Retailers are worried about the U.S.-China trade war, says the CFO of a Hong Kong cosmetics company, Sa Sa International. » Read More
By: Yen Nee Lee
Trade tensions between the U.S. and China could go into "a temporary hiatus" in the coming months, but would remain unresolved until the presidential elections in 2020, predicts Steve Brice, chief investment strategist at Standard Chartered Private Bank. » Read More
By: Nyshka Chandran
Riyadh may moderate its behavior in Yemen and Qatar "to show some good faith to the U.S. and to retain the high level of strategic support that it has from the White House," said Emily Hawthorne of Stratfor. » Read More
By: Yen Nee Lee
Japan has an increasing number of vacant homes — a problem that's set to persist because of an aging and shrinking population that has left many towns and villages empty. » Read More
Stocks in mainland China were mostly negative on Thursday as investor sentiment remained cautious.
Chinese smartphone maker Xiaomi has announced it will increase its Indian stores tenfold by the end of next year.
Goldman Sachs's stock won't see meaningful gains until the Malaysian government investment fund scandal is resolved, according to Morgan Stanley, which downgraded its rival investment bank.
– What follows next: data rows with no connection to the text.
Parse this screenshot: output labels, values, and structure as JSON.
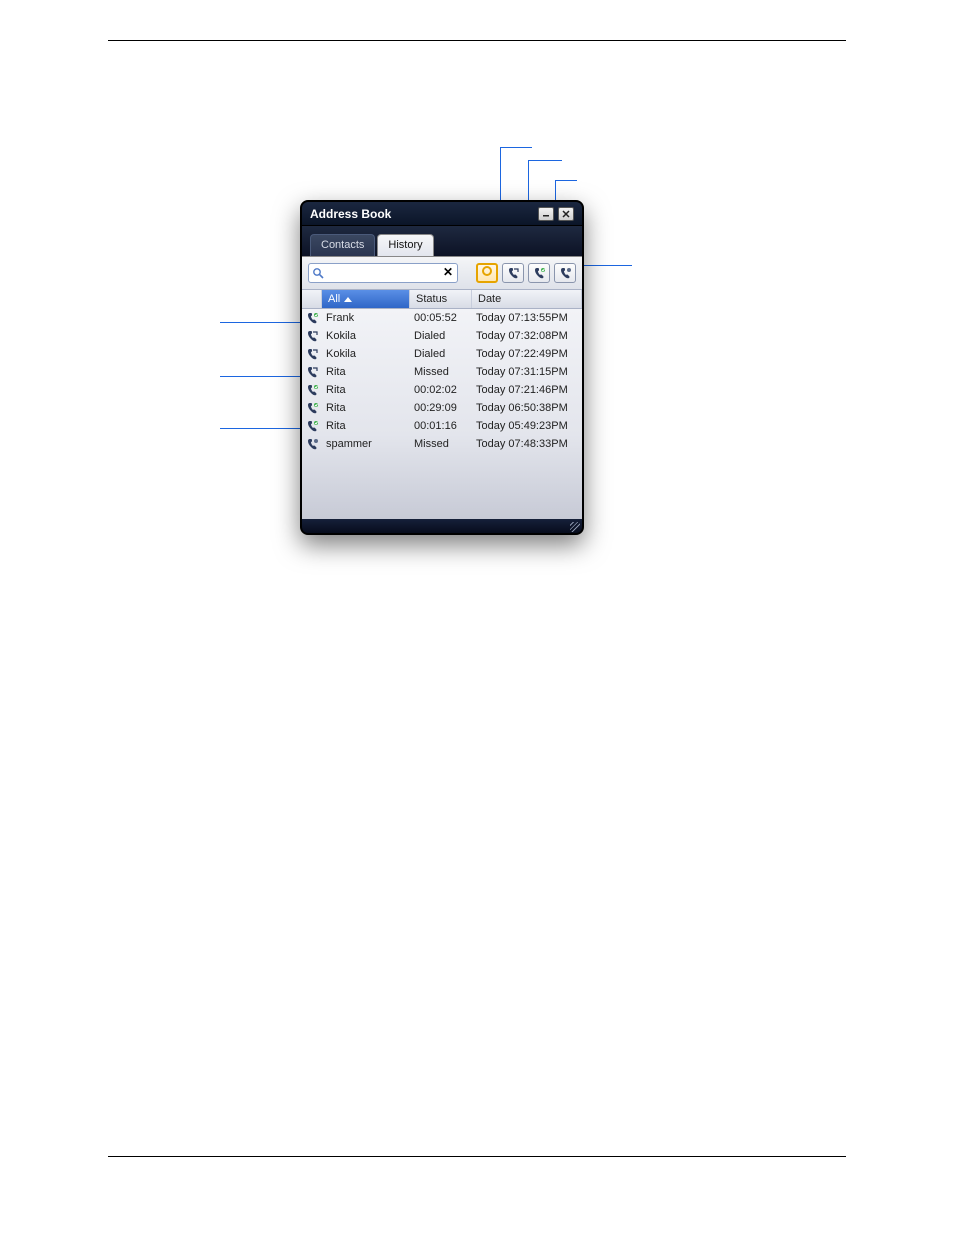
{
  "window": {
    "title": "Address Book"
  },
  "tabs": [
    {
      "id": "contacts",
      "label": "Contacts",
      "active": false
    },
    {
      "id": "history",
      "label": "History",
      "active": true
    }
  ],
  "search": {
    "placeholder": "",
    "value": ""
  },
  "filters": [
    {
      "id": "all",
      "selected": true
    },
    {
      "id": "dialed",
      "selected": false
    },
    {
      "id": "received",
      "selected": false
    },
    {
      "id": "missed",
      "selected": false
    }
  ],
  "columns": {
    "all": "All",
    "status": "Status",
    "date": "Date"
  },
  "sort": {
    "column": "all",
    "direction": "asc"
  },
  "rows": [
    {
      "icon": "received",
      "name": "Frank",
      "status": "00:05:52",
      "date": "Today 07:13:55PM"
    },
    {
      "icon": "dialed",
      "name": "Kokila",
      "status": "Dialed",
      "date": "Today 07:32:08PM"
    },
    {
      "icon": "dialed",
      "name": "Kokila",
      "status": "Dialed",
      "date": "Today 07:22:49PM"
    },
    {
      "icon": "dialed",
      "name": "Rita",
      "status": "Missed",
      "date": "Today 07:31:15PM"
    },
    {
      "icon": "received",
      "name": "Rita",
      "status": "00:02:02",
      "date": "Today 07:21:46PM"
    },
    {
      "icon": "received",
      "name": "Rita",
      "status": "00:29:09",
      "date": "Today 06:50:38PM"
    },
    {
      "icon": "received",
      "name": "Rita",
      "status": "00:01:16",
      "date": "Today 05:49:23PM"
    },
    {
      "icon": "missed",
      "name": "spammer",
      "status": "Missed",
      "date": "Today 07:48:33PM"
    }
  ],
  "colors": {
    "accent_dark": "#0f1a34",
    "header_sorted": "#3f73d0",
    "filter_selected_border": "#e6a400"
  }
}
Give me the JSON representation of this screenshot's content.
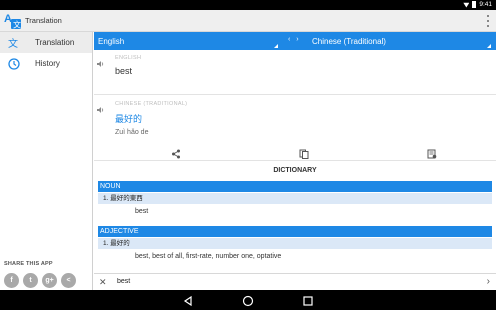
{
  "status": {
    "time": "9:41"
  },
  "app": {
    "title": "Translation"
  },
  "drawer": {
    "items": [
      {
        "label": "Translation",
        "icon": "translate-icon",
        "active": true
      },
      {
        "label": "History",
        "icon": "clock-icon",
        "active": false
      }
    ],
    "share_label": "SHARE THIS APP",
    "share_buttons": [
      {
        "icon": "facebook-icon",
        "glyph": "f"
      },
      {
        "icon": "twitter-icon",
        "glyph": "t"
      },
      {
        "icon": "googleplus-icon",
        "glyph": "g+"
      },
      {
        "icon": "share-icon",
        "glyph": "<"
      }
    ]
  },
  "languages": {
    "from": "English",
    "to": "Chinese (Traditional)",
    "swap": "‹ ›"
  },
  "source": {
    "label": "ENGLISH",
    "text": "best"
  },
  "target": {
    "label": "CHINESE (TRADITIONAL)",
    "text": "最好的",
    "pinyin": "Zuì hǎo de"
  },
  "dictionary": {
    "title": "DICTIONARY",
    "entries": [
      {
        "pos": "NOUN",
        "sense": "1. 最好的東西",
        "translations": "best"
      },
      {
        "pos": "ADJECTIVE",
        "sense": "1. 最好的",
        "translations": "best, best of all, first-rate, number one, optative"
      }
    ]
  },
  "input": {
    "value": "best"
  },
  "colors": {
    "accent": "#1e88e5",
    "sense_bg": "#dbe8f7"
  }
}
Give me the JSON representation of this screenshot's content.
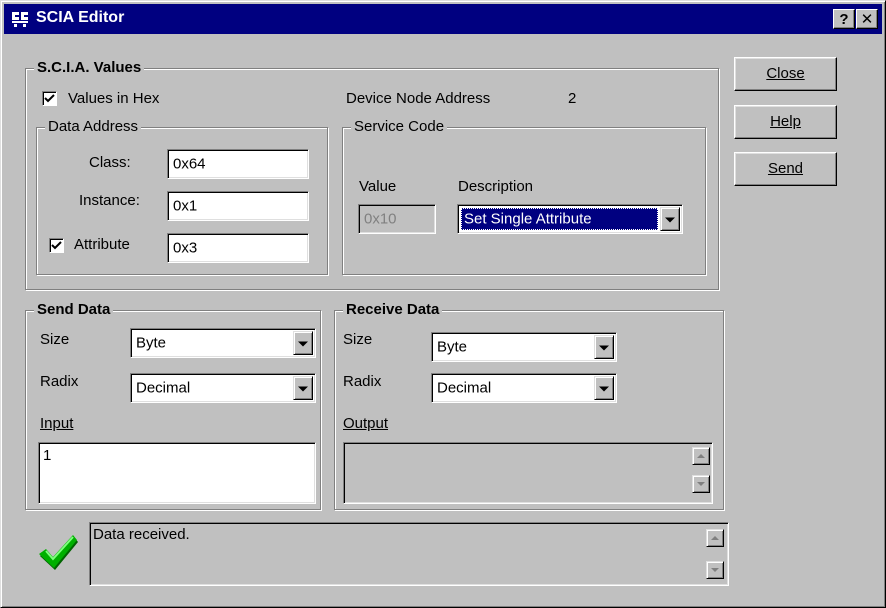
{
  "window": {
    "title": "SCIA Editor",
    "help_button": "?",
    "close_button": "✕"
  },
  "scia_values": {
    "group_title": "S.C.I.A. Values",
    "values_in_hex": {
      "label": "Values in Hex",
      "checked": true
    },
    "device_node_address_label": "Device Node Address",
    "device_node_address_value": "2",
    "data_address": {
      "group_title": "Data Address",
      "class_label": "Class:",
      "class_value": "0x64",
      "instance_label": "Instance:",
      "instance_value": "0x1",
      "attribute_label": "Attribute",
      "attribute_checked": true,
      "attribute_value": "0x3"
    },
    "service_code": {
      "group_title": "Service Code",
      "value_label": "Value",
      "value": "0x10",
      "description_label": "Description",
      "description_selected": "Set Single Attribute"
    }
  },
  "send_data": {
    "group_title": "Send Data",
    "size_label": "Size",
    "size_selected": "Byte",
    "radix_label": "Radix",
    "radix_selected": "Decimal",
    "input_label": "Input",
    "input_value": "1"
  },
  "receive_data": {
    "group_title": "Receive Data",
    "size_label": "Size",
    "size_selected": "Byte",
    "radix_label": "Radix",
    "radix_selected": "Decimal",
    "output_label": "Output",
    "output_value": ""
  },
  "buttons": {
    "close": "Close",
    "help": "Help",
    "send": "Send"
  },
  "status": {
    "icon": "checkmark-icon",
    "message": "Data received."
  },
  "colors": {
    "title_bar": "#000080",
    "face": "#c0c0c0",
    "check_green": "#00b000"
  }
}
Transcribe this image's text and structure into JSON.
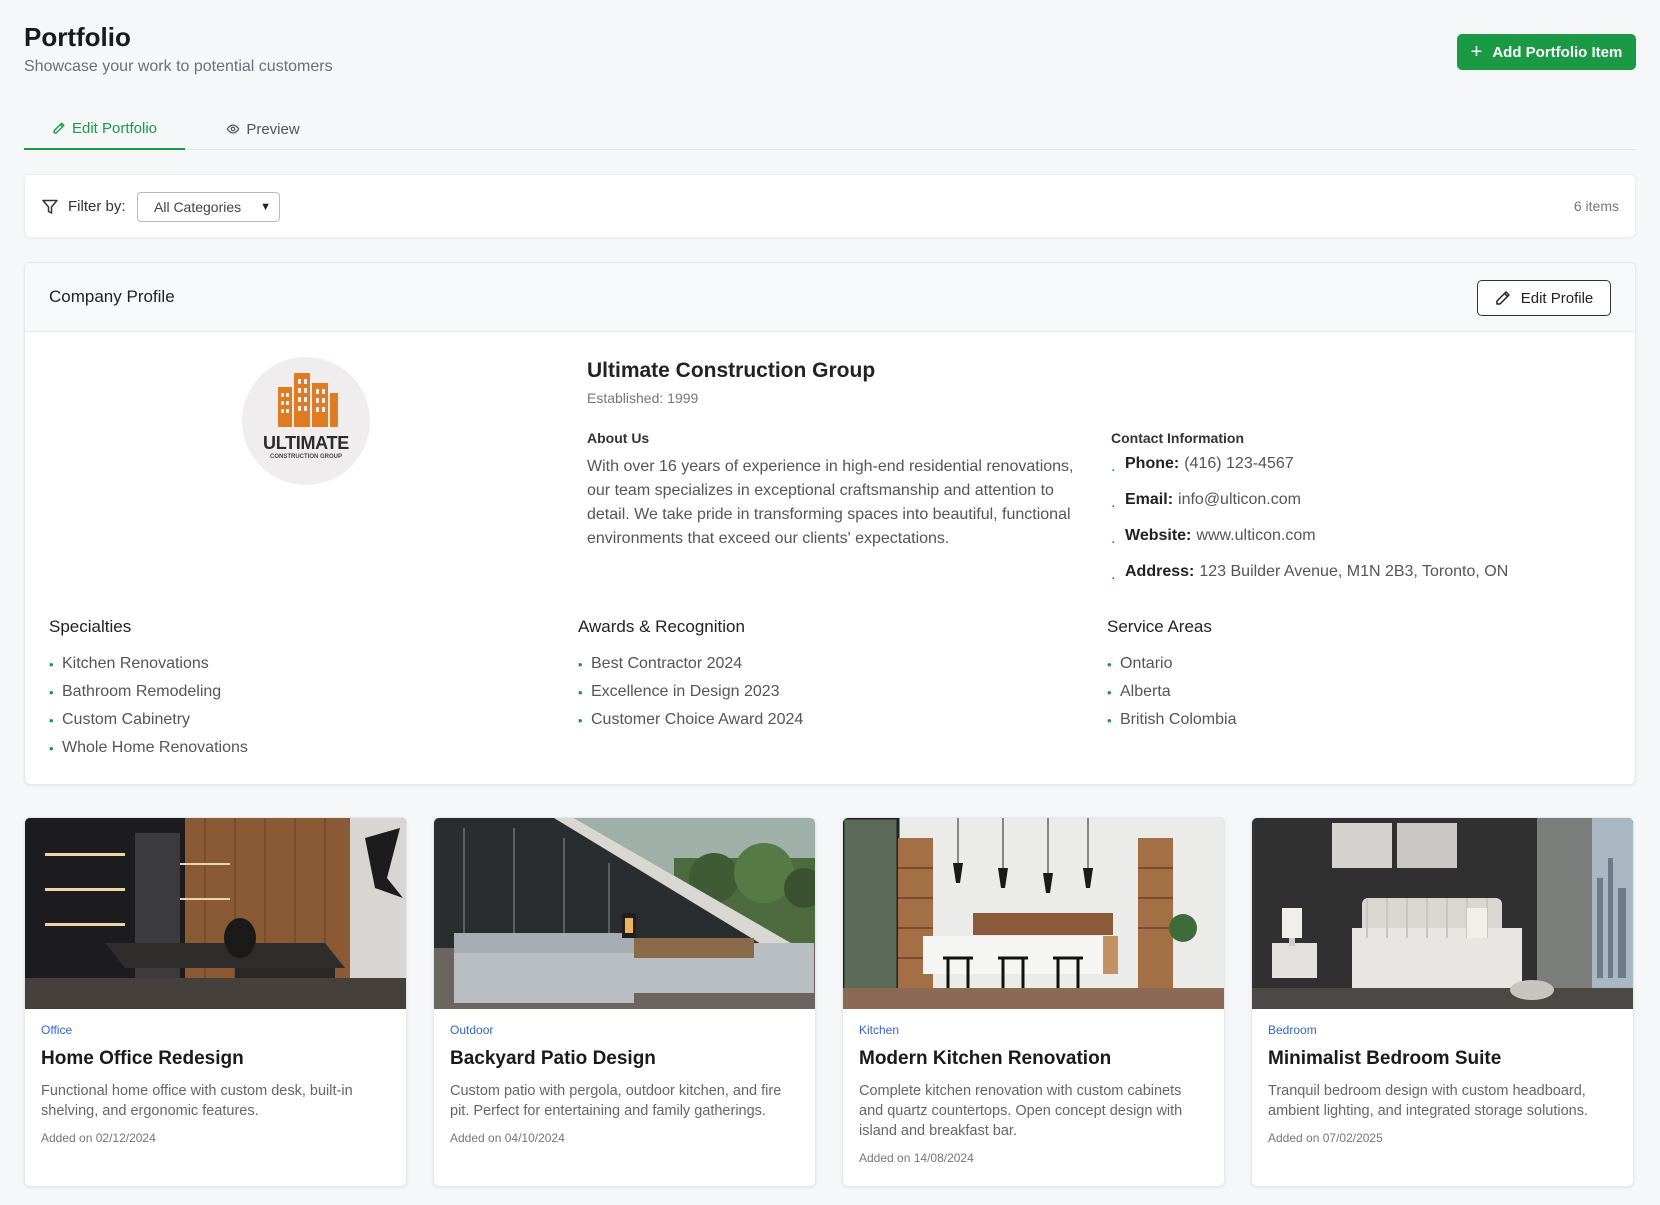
{
  "header": {
    "title": "Portfolio",
    "subtitle": "Showcase your work to potential customers",
    "add_button_label": "Add Portfolio Item"
  },
  "tabs": [
    {
      "label": "Edit Portfolio",
      "active": true
    },
    {
      "label": "Preview",
      "active": false
    }
  ],
  "filter": {
    "label": "Filter by:",
    "selected": "All Categories",
    "count": "6 items"
  },
  "profile": {
    "heading": "Company Profile",
    "edit_button_label": "Edit Profile",
    "logo_text": "ULTIMATE",
    "logo_subtext": "CONSTRUCTION GROUP",
    "company_name": "Ultimate Construction Group",
    "established": "Established: 1999",
    "about_heading": "About Us",
    "about_text": "With over 16 years of experience in high-end residential renovations, our team specializes in exceptional craftsmanship and attention to detail. We take pride in transforming spaces into beautiful, functional environments that exceed our clients' expectations.",
    "contact_heading": "Contact Information",
    "contact": [
      {
        "label": "Phone:",
        "value": "(416) 123-4567"
      },
      {
        "label": "Email:",
        "value": "info@ulticon.com"
      },
      {
        "label": "Website:",
        "value": "www.ulticon.com"
      },
      {
        "label": "Address:",
        "value": "123 Builder Avenue, M1N 2B3, Toronto, ON"
      }
    ],
    "specialties_heading": "Specialties",
    "specialties": [
      "Kitchen Renovations",
      "Bathroom Remodeling",
      "Custom Cabinetry",
      "Whole Home Renovations"
    ],
    "awards_heading": "Awards & Recognition",
    "awards": [
      "Best Contractor 2024",
      "Excellence in Design 2023",
      "Customer Choice Award 2024"
    ],
    "areas_heading": "Service Areas",
    "areas": [
      "Ontario",
      "Alberta",
      "British Colombia"
    ]
  },
  "items": [
    {
      "category": "Office",
      "title": "Home Office Redesign",
      "description": "Functional home office with custom desk, built-in shelving, and ergonomic features.",
      "date": "Added on 02/12/2024"
    },
    {
      "category": "Outdoor",
      "title": "Backyard Patio Design",
      "description": "Custom patio with pergola, outdoor kitchen, and fire pit. Perfect for entertaining and family gatherings.",
      "date": "Added on 04/10/2024"
    },
    {
      "category": "Kitchen",
      "title": "Modern Kitchen Renovation",
      "description": "Complete kitchen renovation with custom cabinets and quartz countertops. Open concept design with island and breakfast bar.",
      "date": "Added on 14/08/2024"
    },
    {
      "category": "Bedroom",
      "title": "Minimalist Bedroom Suite",
      "description": "Tranquil bedroom design with custom headboard, ambient lighting, and integrated storage solutions.",
      "date": "Added on 07/02/2025"
    }
  ],
  "colors": {
    "accent": "#1a9a44",
    "category_link": "#3366cc",
    "logo_orange": "#e07b1f"
  }
}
Chinese President Xi Jinping's visit to the Philippines could be partially motivated by attempts to "woo" the Asian country away from the U.S. and to consolidate China's influence in the region, one expert told CNBC.
Asian technology stocks on Wednesday were mixed after seeing losses a day earlier, following another tech slump stateside.
Trade credit insurer Coface says in a report that China's small firms are "scrambling to access financial resources to meet their working capital and long-term expansion needs."
Major indexes in Australia, Japan and South Korea declined amid shaky investor confidence following overnight declines in U.S. stocks.
The board of the French auto company board is to convene on Tuesday night.
The Reserve Bank of India board met on Monday and agreed to form a committee that will re-evaluate how much reserve surplus it would transfer to the government.
Overnight on Wall Street, each of the five "FAANG" stocks — Facebook, Amazon, Apple, Netflix and Google-parent Alphabet — closed in a bear market on Monday.
The arrest of Nissan Chairman Carlos Ghosn has also thrown into question the future of a global alliance which includes French automaker Renault and Japanese carmaker Mitsubishi. But analysts say that's not likely.
Shares of Japanese automakers Nissan plunged 5.45 percent on the day after the arrest of company chairman Carlos Ghosn over allegations of financial misconduct.
The success of Dutch racer Max Verstappen is raising the sport's popularity.
Here is the full statement from Nissan regarding allegations against Chairman Carlos Ghosn and Representative Director Greg Kelly.
Nissan said its Chairman Carlos Ghosn has been placed under arrest after he allegedly violated Japanese financial law.
Investors and world leaders alike will be glued to the upcoming meeting between U.S. President Donald Trump and Chinese President Xi Jinping in Argentina, hoping for clues to what's next.
Andrew Collier of Orient Capital Research says there are many issues affecting global investment flows, and he doesn't think investors will stop pulling money out of emerging markets and China anytime soon.
Stephon Marbury, former American professional basketball star and the founder of Starbury Corporation, talks about his experience of doing business in China.
If we get a clarity on the Brexit deal, you may see domestic stocks rally, says Julian Chillingworth, chief investment officer at the Rathbone Brothers Plc.